But that’s ridiculous. If I asked if you wanted to go hiking with me on Monday, and you said you couldn’t because you had to work, I wouldn’t be offended. But that’s because it is socially acceptable to spend ⅓ of your life working on someone else’s projects in exchange for money to pay your bills to maintain your house, and not socially acceptable to say that you have promised your wife that Friday night is just for her in order to maintain your marriage.

But all of the things a human needs cannot be purchased with the money that we trade, if we are lucky, that ⅓ of our life for. We also need community and health and connection and peace of mind and rest – all things that can’t be bought with money, but instead can only be acquired by deliberate practice.

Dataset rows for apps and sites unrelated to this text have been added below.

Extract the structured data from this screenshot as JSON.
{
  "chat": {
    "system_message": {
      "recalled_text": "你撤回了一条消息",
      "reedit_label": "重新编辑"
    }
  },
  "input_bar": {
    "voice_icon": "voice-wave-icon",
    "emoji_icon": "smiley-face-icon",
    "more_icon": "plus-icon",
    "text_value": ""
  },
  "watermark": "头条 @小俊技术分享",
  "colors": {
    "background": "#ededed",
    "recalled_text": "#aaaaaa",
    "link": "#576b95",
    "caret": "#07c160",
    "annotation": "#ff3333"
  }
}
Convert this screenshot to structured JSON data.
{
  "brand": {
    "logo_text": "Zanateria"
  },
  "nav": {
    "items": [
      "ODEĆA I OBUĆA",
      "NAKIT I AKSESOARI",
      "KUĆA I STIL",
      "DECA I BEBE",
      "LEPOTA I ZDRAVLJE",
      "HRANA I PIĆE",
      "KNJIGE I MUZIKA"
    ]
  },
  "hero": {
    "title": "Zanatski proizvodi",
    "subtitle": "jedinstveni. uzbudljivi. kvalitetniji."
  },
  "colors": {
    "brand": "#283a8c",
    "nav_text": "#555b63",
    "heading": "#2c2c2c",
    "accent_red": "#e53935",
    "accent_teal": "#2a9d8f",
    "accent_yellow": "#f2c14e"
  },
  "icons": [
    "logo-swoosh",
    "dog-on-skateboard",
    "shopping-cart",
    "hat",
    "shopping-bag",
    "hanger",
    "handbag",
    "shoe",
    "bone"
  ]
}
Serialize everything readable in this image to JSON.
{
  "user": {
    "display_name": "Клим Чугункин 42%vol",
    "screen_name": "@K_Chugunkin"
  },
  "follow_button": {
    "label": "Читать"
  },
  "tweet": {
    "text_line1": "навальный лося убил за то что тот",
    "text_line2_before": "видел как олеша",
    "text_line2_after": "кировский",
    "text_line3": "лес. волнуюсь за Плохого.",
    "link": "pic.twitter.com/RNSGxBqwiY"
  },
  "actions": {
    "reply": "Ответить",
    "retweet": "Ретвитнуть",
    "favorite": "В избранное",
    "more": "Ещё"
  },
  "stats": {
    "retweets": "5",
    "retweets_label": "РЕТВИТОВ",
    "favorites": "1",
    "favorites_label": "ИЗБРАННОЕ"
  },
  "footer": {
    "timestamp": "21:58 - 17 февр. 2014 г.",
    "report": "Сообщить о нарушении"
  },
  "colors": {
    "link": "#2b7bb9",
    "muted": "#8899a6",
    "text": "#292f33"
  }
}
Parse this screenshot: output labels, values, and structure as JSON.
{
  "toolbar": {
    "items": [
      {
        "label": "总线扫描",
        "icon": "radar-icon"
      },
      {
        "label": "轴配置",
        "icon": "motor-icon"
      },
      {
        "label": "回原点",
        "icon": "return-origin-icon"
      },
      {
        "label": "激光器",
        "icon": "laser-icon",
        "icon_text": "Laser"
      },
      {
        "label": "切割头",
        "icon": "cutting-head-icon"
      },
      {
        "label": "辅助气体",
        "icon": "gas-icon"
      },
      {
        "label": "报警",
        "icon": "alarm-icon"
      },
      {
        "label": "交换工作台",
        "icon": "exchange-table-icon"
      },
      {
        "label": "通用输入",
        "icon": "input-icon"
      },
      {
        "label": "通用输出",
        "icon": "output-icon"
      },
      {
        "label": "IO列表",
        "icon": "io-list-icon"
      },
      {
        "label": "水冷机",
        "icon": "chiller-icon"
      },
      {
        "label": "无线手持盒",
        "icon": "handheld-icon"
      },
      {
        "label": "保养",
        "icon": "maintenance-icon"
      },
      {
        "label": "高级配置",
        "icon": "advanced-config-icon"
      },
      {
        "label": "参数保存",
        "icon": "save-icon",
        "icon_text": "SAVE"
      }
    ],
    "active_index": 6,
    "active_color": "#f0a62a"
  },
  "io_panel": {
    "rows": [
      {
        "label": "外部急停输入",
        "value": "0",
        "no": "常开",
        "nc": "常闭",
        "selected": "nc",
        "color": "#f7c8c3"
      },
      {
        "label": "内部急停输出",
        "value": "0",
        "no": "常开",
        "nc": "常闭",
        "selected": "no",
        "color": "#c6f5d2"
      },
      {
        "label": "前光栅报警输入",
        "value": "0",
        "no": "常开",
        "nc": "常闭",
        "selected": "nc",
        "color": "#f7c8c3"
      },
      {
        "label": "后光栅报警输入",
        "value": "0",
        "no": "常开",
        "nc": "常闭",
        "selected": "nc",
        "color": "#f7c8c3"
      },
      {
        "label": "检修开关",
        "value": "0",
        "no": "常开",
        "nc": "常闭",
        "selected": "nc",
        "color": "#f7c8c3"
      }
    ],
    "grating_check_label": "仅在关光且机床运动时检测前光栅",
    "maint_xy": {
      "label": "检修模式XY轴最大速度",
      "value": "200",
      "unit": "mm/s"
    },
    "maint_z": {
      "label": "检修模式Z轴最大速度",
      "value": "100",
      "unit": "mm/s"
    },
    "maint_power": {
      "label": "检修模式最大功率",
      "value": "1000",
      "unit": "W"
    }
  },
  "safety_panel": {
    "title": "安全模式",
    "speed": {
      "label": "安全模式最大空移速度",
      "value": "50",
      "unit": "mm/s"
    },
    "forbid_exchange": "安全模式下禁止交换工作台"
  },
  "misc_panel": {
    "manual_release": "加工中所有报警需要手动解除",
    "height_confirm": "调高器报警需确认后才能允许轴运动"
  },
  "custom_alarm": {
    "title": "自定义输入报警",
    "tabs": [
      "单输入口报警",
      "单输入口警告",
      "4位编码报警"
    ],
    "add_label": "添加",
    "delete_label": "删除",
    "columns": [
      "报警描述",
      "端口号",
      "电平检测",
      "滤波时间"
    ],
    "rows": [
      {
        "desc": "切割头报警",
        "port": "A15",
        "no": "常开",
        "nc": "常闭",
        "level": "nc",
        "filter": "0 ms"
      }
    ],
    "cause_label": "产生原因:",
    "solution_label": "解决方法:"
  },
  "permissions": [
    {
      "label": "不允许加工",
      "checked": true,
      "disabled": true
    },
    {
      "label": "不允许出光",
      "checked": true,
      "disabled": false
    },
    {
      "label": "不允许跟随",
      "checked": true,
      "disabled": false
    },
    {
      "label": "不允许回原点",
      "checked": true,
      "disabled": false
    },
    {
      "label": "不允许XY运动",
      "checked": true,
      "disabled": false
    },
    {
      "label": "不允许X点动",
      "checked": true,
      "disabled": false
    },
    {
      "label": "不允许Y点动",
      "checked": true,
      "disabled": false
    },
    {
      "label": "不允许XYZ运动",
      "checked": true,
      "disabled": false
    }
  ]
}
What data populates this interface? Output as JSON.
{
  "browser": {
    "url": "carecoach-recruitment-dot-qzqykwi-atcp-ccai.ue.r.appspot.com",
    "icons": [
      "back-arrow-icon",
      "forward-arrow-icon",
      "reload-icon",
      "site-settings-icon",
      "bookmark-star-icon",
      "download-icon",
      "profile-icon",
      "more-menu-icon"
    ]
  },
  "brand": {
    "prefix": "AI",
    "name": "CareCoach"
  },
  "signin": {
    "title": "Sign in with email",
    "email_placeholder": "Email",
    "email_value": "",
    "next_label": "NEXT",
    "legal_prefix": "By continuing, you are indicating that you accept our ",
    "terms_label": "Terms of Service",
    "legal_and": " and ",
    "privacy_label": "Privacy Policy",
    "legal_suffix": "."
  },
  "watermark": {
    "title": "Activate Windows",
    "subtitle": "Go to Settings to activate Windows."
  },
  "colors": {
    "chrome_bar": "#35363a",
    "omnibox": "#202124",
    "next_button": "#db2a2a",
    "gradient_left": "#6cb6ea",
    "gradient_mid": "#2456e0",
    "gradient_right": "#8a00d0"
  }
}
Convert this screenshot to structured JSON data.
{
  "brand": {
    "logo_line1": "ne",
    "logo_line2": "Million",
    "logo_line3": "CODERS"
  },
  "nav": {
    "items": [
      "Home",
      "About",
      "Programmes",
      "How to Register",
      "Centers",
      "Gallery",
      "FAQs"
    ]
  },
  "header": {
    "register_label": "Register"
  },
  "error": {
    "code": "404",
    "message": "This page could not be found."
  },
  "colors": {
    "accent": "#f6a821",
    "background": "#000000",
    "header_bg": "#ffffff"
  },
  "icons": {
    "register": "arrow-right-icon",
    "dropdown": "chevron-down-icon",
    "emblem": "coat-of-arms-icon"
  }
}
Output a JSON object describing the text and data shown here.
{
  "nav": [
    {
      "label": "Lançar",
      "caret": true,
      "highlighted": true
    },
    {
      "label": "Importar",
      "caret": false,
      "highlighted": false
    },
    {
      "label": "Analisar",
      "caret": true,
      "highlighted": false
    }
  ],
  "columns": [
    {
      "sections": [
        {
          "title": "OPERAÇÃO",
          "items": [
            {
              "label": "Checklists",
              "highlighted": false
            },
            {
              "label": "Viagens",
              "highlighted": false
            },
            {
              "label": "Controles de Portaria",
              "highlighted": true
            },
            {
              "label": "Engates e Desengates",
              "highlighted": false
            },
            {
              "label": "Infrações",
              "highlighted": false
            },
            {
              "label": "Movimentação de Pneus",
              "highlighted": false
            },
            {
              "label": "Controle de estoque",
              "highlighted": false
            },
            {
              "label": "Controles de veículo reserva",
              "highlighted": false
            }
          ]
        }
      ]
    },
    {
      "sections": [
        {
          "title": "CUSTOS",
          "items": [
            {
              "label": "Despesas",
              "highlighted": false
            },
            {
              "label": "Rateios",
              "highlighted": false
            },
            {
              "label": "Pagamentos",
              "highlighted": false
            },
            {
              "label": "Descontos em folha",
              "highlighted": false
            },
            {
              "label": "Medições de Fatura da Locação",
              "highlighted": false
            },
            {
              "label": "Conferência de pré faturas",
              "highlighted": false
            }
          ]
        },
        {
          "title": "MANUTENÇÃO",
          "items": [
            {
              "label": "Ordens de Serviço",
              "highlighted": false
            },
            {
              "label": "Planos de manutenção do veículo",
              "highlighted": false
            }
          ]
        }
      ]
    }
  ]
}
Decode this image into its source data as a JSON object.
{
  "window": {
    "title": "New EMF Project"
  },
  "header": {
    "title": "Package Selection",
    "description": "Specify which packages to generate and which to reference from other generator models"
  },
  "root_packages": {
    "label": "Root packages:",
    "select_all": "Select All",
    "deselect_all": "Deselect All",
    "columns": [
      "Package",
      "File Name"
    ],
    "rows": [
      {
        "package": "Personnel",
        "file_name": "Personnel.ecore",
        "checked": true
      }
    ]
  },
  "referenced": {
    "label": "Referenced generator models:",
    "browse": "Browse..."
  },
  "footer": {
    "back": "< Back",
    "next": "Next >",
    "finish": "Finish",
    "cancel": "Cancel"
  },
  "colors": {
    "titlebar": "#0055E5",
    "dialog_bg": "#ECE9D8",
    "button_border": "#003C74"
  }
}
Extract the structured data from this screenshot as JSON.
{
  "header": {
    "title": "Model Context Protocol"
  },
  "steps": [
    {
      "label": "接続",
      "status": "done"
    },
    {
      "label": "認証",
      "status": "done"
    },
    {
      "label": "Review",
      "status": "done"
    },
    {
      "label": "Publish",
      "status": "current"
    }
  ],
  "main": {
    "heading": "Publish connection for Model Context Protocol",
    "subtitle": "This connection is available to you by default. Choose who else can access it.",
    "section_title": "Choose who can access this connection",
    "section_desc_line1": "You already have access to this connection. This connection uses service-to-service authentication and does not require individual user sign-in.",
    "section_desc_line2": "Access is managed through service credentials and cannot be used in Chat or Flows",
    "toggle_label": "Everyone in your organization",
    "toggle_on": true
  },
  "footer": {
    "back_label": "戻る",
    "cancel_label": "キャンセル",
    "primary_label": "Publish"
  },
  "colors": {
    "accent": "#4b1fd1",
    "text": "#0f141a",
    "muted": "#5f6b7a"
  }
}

So, if we have normalized eight hours, at a minimum, a day earning the money which only takes care of a portion of our needs, what is a fair amount of time to trade for everything else? If eight hours is a reasonable time to spend getting the money, what is a reasonable amount of time to spend on maintenance? If I spend 15 minutes of my day in a morning routine that gives me clarity and focus, is that a wise investment of my time? If I trade 45 minutes of movement for lower blood pressure and healthy glucose levels, is that worth it? If 30 minutes of winding down mean that the 7 hours of sleep I get is restful and rejuvenating, shouldn’t I do it?

We make those calculations all the time, and we always bid against ourselves. But we never ask those questions about work.

People seldom miss work because they need the money. However, they often miss sleep, as if they didn’t need the rest. They eat crap food, while in a rush, often in their car, as if they didn’t need the nourishment and energy that comes from good food. They keep the eight hours of work as inviolate but willingly give up their date night with their partner, or an hour of sleep, or supper with their kids, because they are “busy”.

Your work provides the income you need to live your life – but it shouldn’t “be” your life. You deserve so much more than that.

“It is not enough to be industrious; so are the ants. What are you industrious about?” Thoreau asked us all those years ago, and today, most of us still don’t have a good answer.